• Aim of the exercise: Every line of the material must be written out again unchanged.

• Records shown:
####

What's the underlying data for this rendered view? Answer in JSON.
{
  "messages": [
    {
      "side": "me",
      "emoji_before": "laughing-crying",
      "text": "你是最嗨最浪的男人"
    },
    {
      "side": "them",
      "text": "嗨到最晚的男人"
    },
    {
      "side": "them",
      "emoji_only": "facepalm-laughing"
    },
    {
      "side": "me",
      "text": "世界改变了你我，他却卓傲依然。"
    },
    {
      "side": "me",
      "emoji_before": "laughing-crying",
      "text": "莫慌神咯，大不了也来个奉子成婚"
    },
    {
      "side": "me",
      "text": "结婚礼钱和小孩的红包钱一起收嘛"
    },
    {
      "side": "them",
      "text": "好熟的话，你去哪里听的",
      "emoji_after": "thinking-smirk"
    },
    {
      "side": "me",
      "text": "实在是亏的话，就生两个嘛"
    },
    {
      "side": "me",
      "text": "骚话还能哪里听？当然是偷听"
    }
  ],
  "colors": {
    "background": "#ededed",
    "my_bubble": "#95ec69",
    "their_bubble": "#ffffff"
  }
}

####

• Answer area:
What's the underlying data for this rendered view? Answer in JSON.
{
  "messages": [
    {
      "side": "me",
      "emoji_before": "laughing-crying",
      "text": "你是最嗨最浪的男人"
    },
    {
      "side": "them",
      "text": "嗨到最晚的男人"
    },
    {
      "side": "them",
      "emoji_only": "facepalm-laughing"
    },
    {
      "side": "me",
      "text": "世界改变了你我，他却卓傲依然。"
    },
    {
      "side": "me",
      "emoji_before": "laughing-crying",
      "text": "莫慌神咯，大不了也来个奉子成婚"
    },
    {
      "side": "me",
      "text": "结婚礼钱和小孩的红包钱一起收嘛"
    },
    {
      "side": "them",
      "text": "好熟的话，你去哪里听的",
      "emoji_after": "thinking-smirk"
    },
    {
      "side": "me",
      "text": "实在是亏的话，就生两个嘛"
    },
    {
      "side": "me",
      "text": "骚话还能哪里听？当然是偷听"
    }
  ],
  "colors": {
    "background": "#ededed",
    "my_bubble": "#95ec69",
    "their_bubble": "#ffffff"
  }
}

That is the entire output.